substantive

[suhb-stuhn-tiv]
noun Grammar.
1.
a noun.
2.
a pronoun or other word or phrase functioning or inflected like a noun.
adjective
3.
Grammar.
a.
pertaining to substantives.
b.
used in a sentence like a noun: a substantive adjective.
c.
expressing existence: “to be” is a substantive verb.
4.
having independent existence; independent.
5.
belonging to the real nature or essential part of a thing; essential.
6.
real or actual.
7.
of considerable amount or quantity.
8.
possessing substance; having practical importance, value, or effect: substantive issues under discussion.
9.
Law. pertaining to the rules of right which courts are called on to apply, as distinguished from rules of procedure (opposed to adjective ).
10.
(of dye colors) attaching directly to the material without the aid of a mordant (opposed to adjective ).

Origin:
1350–1400; Middle English < Late Latin substantīvus, equivalent to Latin substant(ia) substance + -īvus -ive
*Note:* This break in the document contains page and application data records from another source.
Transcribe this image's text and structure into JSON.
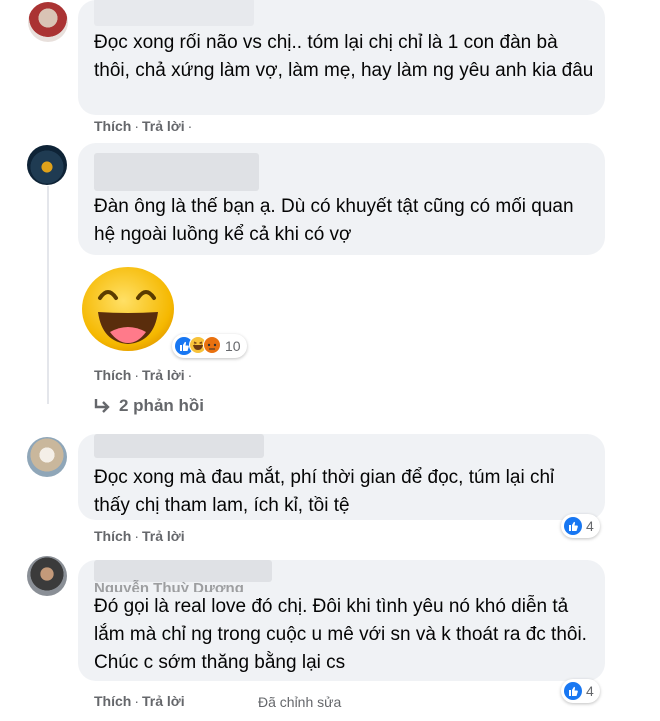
{
  "actions": {
    "like": "Thích",
    "reply": "Trả lời",
    "separator": "·"
  },
  "comments": [
    {
      "text": "Đọc xong rối não vs chị.. tóm lại chị chỉ là 1 con đàn bà thôi, chả xứng làm vợ, làm mẹ, hay làm ng yêu anh kia đâu"
    },
    {
      "text": "Đàn ông là thế bạn ạ. Dù có khuyết tật cũng có mối quan hệ ngoài luồng kể cả khi có vợ",
      "sticker": "laughing-face-sticker",
      "reactions": {
        "count": "10",
        "icons": [
          "like",
          "haha",
          "angry"
        ]
      },
      "replies_label": "2 phản hồi"
    },
    {
      "text": "Đọc xong mà đau mắt, phí thời gian để đọc, túm lại chỉ thấy chị tham lam, ích kỉ, tồi tệ",
      "reactions": {
        "count": "4",
        "icons": [
          "like"
        ]
      }
    },
    {
      "author": "Nguyễn Thuỳ Dương",
      "text": "Đó gọi là real love đó chị. Đôi khi tình yêu nó khó diễn tả lắm mà chỉ ng trong cuộc u mê với sn và k thoát ra đc thôi. Chúc c sớm thăng bằng lại cs",
      "edited": "Đã chỉnh sửa",
      "reactions": {
        "count": "4",
        "icons": [
          "like"
        ]
      }
    }
  ],
  "colors": {
    "bubble": "#f0f2f5",
    "meta": "#65676b",
    "like": "#1877f2"
  }
}
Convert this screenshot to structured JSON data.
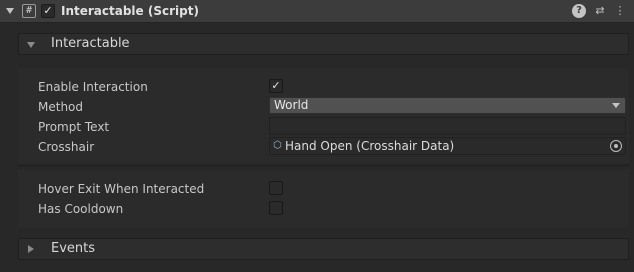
{
  "component": {
    "title": "Interactable (Script)",
    "enabled_mark": "✓",
    "script_icon": "#",
    "icons": {
      "help": "?",
      "presets": "⇄",
      "menu": "⋮"
    }
  },
  "sections": {
    "interactable": {
      "label": "Interactable",
      "expanded": true
    },
    "events": {
      "label": "Events",
      "expanded": false
    }
  },
  "fields": {
    "enable_interaction": {
      "label": "Enable Interaction",
      "checked": true,
      "mark": "✓"
    },
    "method": {
      "label": "Method",
      "value": "World"
    },
    "prompt_text": {
      "label": "Prompt Text",
      "value": ""
    },
    "crosshair": {
      "label": "Crosshair",
      "value": "Hand Open (Crosshair Data)",
      "icon": "cube-icon"
    },
    "hover_exit": {
      "label": "Hover Exit When Interacted",
      "checked": false
    },
    "has_cooldown": {
      "label": "Has Cooldown",
      "checked": false
    }
  },
  "colors": {
    "background": "#282828",
    "header": "#3c3c3c",
    "dropdown": "#515151"
  }
}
substantively, adverb
substantiveness, noun
nonsubstantive, adjective
nonsubstantively, adverb
nonsubstantiveness, noun
unsubstantive, adjective
Dictionary.com Unabridged
Based on the Random House Dictionary, © Random House, Inc. 2014.
Cite This Source Link To substantives
Collins
World English Dictionary
substantive (ˈsʌbstəntɪv)
 
n
1.  grammar a noun or pronoun used in place of a noun
 
adj
2.  of, relating to, containing, or being the essential element of a thing
3.  having independent function, resources, or existence
4.  of substantial quantity
5.  solid in foundation or basis
6.  grammar denoting, relating to, or standing in place of a noun
7.  Compare adjective relating to the essential legal principles administered by the courts, as opposed to practice and procedure
8.  (of a dye or colour) staining the material directly without use of a mordant
 
[C15: from Late Latin substantīvus, from Latin substāre to stand beneath; see substance]
 
substantival
 
adj
 
substan'tivally
 
adv
 
'substantively
 
adv
 
'substantiveness
 
n

Collins English Dictionary - Complete & Unabridged 10th Edition
2009 © William Collins Sons & Co. Ltd. 1979, 1986 © HarperCollins
Publishers 1998, 2000, 2003, 2005, 2006, 2007, 2009
Cite This Source
Etymonline
Word Origin & History

substantive
c.1470, "standing by itself," from O.Fr. substantif, from L.L. substantivum, neut. of L. substantivus "of substance or being," from substantia (see substance). The grammatical term (1393) was introduced by the Fr. to denote the noun in contradistinction to the adjective,
from L. nomen substantivum "name or word of substance."
Online Etymology Dictionary, © 2010 Douglas Harper
Cite This Source
Copyright © 2014 Dictionary.com, LLC. All rights reserved.
  • Please Login or Sign Up to use the Recent Searches feature